**Directions for this task:**
Copy all of the records exactly.

**Data for this exercise:**
-=-=-

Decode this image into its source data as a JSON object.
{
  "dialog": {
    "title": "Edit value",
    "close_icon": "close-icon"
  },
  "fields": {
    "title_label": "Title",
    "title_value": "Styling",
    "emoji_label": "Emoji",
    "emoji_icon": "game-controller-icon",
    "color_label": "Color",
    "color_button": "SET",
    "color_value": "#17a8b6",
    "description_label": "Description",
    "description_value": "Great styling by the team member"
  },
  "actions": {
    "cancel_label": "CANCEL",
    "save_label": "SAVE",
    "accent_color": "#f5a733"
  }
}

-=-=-

**Exercise answer:**
Decode this image into its source data as a JSON object.
{
  "dialog": {
    "title": "Edit value",
    "close_icon": "close-icon"
  },
  "fields": {
    "title_label": "Title",
    "title_value": "Styling",
    "emoji_label": "Emoji",
    "emoji_icon": "game-controller-icon",
    "color_label": "Color",
    "color_button": "SET",
    "color_value": "#17a8b6",
    "description_label": "Description",
    "description_value": "Great styling by the team member"
  },
  "actions": {
    "cancel_label": "CANCEL",
    "save_label": "SAVE",
    "accent_color": "#f5a733"
  }
}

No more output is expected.